> **Task instructions**
Output all entries below exactly as they are given.

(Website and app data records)
BEGIN

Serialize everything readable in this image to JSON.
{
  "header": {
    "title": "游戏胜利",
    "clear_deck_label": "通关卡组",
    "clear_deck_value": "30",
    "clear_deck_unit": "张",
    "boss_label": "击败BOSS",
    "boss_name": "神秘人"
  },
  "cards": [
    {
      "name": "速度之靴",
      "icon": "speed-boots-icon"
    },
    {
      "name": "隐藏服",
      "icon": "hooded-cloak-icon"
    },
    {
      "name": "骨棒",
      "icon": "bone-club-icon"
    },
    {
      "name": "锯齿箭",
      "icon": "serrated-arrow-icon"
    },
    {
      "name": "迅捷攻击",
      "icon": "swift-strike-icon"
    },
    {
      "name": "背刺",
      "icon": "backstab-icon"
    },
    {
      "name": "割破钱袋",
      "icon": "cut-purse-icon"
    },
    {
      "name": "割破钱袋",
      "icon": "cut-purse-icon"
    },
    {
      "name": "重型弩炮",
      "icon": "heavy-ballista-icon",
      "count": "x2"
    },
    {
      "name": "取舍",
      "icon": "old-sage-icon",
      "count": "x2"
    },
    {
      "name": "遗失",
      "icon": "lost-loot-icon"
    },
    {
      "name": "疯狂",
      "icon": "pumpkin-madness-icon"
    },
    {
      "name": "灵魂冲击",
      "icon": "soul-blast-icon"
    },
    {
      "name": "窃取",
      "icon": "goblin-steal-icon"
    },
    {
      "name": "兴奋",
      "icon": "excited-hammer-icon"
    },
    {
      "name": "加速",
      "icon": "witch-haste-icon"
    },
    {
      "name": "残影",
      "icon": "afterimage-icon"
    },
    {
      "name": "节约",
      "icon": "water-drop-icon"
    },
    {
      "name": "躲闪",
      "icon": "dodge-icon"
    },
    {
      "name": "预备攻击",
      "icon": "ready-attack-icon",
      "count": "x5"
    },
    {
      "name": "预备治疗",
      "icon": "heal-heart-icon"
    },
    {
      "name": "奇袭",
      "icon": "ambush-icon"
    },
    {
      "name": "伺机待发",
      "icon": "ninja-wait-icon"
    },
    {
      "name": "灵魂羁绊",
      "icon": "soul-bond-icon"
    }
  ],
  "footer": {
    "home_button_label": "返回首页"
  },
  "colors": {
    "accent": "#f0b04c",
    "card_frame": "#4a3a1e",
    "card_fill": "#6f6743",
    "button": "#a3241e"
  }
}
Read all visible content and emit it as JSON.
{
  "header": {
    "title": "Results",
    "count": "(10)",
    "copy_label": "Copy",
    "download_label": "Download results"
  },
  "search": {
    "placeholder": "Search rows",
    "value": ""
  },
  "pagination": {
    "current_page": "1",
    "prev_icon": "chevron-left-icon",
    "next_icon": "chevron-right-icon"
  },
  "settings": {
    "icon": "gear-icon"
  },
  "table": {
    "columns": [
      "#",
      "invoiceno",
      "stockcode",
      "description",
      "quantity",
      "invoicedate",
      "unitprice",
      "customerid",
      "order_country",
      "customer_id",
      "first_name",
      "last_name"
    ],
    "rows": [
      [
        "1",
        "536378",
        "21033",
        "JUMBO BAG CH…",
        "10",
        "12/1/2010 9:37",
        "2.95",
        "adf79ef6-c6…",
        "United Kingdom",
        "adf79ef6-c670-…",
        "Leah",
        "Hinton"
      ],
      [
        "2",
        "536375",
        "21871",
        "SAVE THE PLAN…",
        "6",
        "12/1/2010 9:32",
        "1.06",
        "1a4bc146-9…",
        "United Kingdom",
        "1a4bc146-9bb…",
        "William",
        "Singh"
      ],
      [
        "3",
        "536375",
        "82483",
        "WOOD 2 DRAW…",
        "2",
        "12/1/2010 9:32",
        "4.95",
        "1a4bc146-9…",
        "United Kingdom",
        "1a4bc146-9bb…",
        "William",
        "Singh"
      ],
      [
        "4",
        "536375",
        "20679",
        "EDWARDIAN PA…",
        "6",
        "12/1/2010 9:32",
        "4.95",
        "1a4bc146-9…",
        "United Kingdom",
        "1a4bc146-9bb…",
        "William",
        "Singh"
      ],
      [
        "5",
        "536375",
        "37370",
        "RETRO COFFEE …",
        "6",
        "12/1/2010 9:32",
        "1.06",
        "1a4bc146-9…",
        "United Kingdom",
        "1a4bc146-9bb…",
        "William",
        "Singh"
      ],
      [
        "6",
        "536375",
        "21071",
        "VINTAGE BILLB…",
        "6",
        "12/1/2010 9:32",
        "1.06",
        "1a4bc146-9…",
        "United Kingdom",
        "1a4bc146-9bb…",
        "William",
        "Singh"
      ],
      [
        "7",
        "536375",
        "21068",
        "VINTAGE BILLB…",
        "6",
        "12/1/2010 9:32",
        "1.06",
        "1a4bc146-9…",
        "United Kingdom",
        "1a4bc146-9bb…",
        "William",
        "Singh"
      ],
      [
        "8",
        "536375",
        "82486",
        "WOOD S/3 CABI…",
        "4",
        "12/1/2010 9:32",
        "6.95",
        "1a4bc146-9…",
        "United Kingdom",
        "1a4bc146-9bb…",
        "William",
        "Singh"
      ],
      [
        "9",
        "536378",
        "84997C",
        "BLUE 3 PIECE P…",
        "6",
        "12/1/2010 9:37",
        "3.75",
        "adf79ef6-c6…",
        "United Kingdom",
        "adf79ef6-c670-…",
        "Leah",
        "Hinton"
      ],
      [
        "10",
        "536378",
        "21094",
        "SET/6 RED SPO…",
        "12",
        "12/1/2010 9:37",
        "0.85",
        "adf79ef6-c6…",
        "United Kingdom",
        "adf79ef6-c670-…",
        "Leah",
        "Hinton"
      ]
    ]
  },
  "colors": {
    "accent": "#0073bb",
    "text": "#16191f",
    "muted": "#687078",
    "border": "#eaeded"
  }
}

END

> **Solution to the problem**
Serialize everything readable in this image to JSON.
{
  "header": {
    "title": "游戏胜利",
    "clear_deck_label": "通关卡组",
    "clear_deck_value": "30",
    "clear_deck_unit": "张",
    "boss_label": "击败BOSS",
    "boss_name": "神秘人"
  },
  "cards": [
    {
      "name": "速度之靴",
      "icon": "speed-boots-icon"
    },
    {
      "name": "隐藏服",
      "icon": "hooded-cloak-icon"
    },
    {
      "name": "骨棒",
      "icon": "bone-club-icon"
    },
    {
      "name": "锯齿箭",
      "icon": "serrated-arrow-icon"
    },
    {
      "name": "迅捷攻击",
      "icon": "swift-strike-icon"
    },
    {
      "name": "背刺",
      "icon": "backstab-icon"
    },
    {
      "name": "割破钱袋",
      "icon": "cut-purse-icon"
    },
    {
      "name": "割破钱袋",
      "icon": "cut-purse-icon"
    },
    {
      "name": "重型弩炮",
      "icon": "heavy-ballista-icon",
      "count": "x2"
    },
    {
      "name": "取舍",
      "icon": "old-sage-icon",
      "count": "x2"
    },
    {
      "name": "遗失",
      "icon": "lost-loot-icon"
    },
    {
      "name": "疯狂",
      "icon": "pumpkin-madness-icon"
    },
    {
      "name": "灵魂冲击",
      "icon": "soul-blast-icon"
    },
    {
      "name": "窃取",
      "icon": "goblin-steal-icon"
    },
    {
      "name": "兴奋",
      "icon": "excited-hammer-icon"
    },
    {
      "name": "加速",
      "icon": "witch-haste-icon"
    },
    {
      "name": "残影",
      "icon": "afterimage-icon"
    },
    {
      "name": "节约",
      "icon": "water-drop-icon"
    },
    {
      "name": "躲闪",
      "icon": "dodge-icon"
    },
    {
      "name": "预备攻击",
      "icon": "ready-attack-icon",
      "count": "x5"
    },
    {
      "name": "预备治疗",
      "icon": "heal-heart-icon"
    },
    {
      "name": "奇袭",
      "icon": "ambush-icon"
    },
    {
      "name": "伺机待发",
      "icon": "ninja-wait-icon"
    },
    {
      "name": "灵魂羁绊",
      "icon": "soul-bond-icon"
    }
  ],
  "footer": {
    "home_button_label": "返回首页"
  },
  "colors": {
    "accent": "#f0b04c",
    "card_frame": "#4a3a1e",
    "card_fill": "#6f6743",
    "button": "#a3241e"
  }
}
Read all visible content and emit it as JSON.
{
  "header": {
    "title": "Results",
    "count": "(10)",
    "copy_label": "Copy",
    "download_label": "Download results"
  },
  "search": {
    "placeholder": "Search rows",
    "value": ""
  },
  "pagination": {
    "current_page": "1",
    "prev_icon": "chevron-left-icon",
    "next_icon": "chevron-right-icon"
  },
  "settings": {
    "icon": "gear-icon"
  },
  "table": {
    "columns": [
      "#",
      "invoiceno",
      "stockcode",
      "description",
      "quantity",
      "invoicedate",
      "unitprice",
      "customerid",
      "order_country",
      "customer_id",
      "first_name",
      "last_name"
    ],
    "rows": [
      [
        "1",
        "536378",
        "21033",
        "JUMBO BAG CH…",
        "10",
        "12/1/2010 9:37",
        "2.95",
        "adf79ef6-c6…",
        "United Kingdom",
        "adf79ef6-c670-…",
        "Leah",
        "Hinton"
      ],
      [
        "2",
        "536375",
        "21871",
        "SAVE THE PLAN…",
        "6",
        "12/1/2010 9:32",
        "1.06",
        "1a4bc146-9…",
        "United Kingdom",
        "1a4bc146-9bb…",
        "William",
        "Singh"
      ],
      [
        "3",
        "536375",
        "82483",
        "WOOD 2 DRAW…",
        "2",
        "12/1/2010 9:32",
        "4.95",
        "1a4bc146-9…",
        "United Kingdom",
        "1a4bc146-9bb…",
        "William",
        "Singh"
      ],
      [
        "4",
        "536375",
        "20679",
        "EDWARDIAN PA…",
        "6",
        "12/1/2010 9:32",
        "4.95",
        "1a4bc146-9…",
        "United Kingdom",
        "1a4bc146-9bb…",
        "William",
        "Singh"
      ],
      [
        "5",
        "536375",
        "37370",
        "RETRO COFFEE …",
        "6",
        "12/1/2010 9:32",
        "1.06",
        "1a4bc146-9…",
        "United Kingdom",
        "1a4bc146-9bb…",
        "William",
        "Singh"
      ],
      [
        "6",
        "536375",
        "21071",
        "VINTAGE BILLB…",
        "6",
        "12/1/2010 9:32",
        "1.06",
        "1a4bc146-9…",
        "United Kingdom",
        "1a4bc146-9bb…",
        "William",
        "Singh"
      ],
      [
        "7",
        "536375",
        "21068",
        "VINTAGE BILLB…",
        "6",
        "12/1/2010 9:32",
        "1.06",
        "1a4bc146-9…",
        "United Kingdom",
        "1a4bc146-9bb…",
        "William",
        "Singh"
      ],
      [
        "8",
        "536375",
        "82486",
        "WOOD S/3 CABI…",
        "4",
        "12/1/2010 9:32",
        "6.95",
        "1a4bc146-9…",
        "United Kingdom",
        "1a4bc146-9bb…",
        "William",
        "Singh"
      ],
      [
        "9",
        "536378",
        "84997C",
        "BLUE 3 PIECE P…",
        "6",
        "12/1/2010 9:37",
        "3.75",
        "adf79ef6-c6…",
        "United Kingdom",
        "adf79ef6-c670-…",
        "Leah",
        "Hinton"
      ],
      [
        "10",
        "536378",
        "21094",
        "SET/6 RED SPO…",
        "12",
        "12/1/2010 9:37",
        "0.85",
        "adf79ef6-c6…",
        "United Kingdom",
        "adf79ef6-c670-…",
        "Leah",
        "Hinton"
      ]
    ]
  },
  "colors": {
    "accent": "#0073bb",
    "text": "#16191f",
    "muted": "#687078",
    "border": "#eaeded"
  }
}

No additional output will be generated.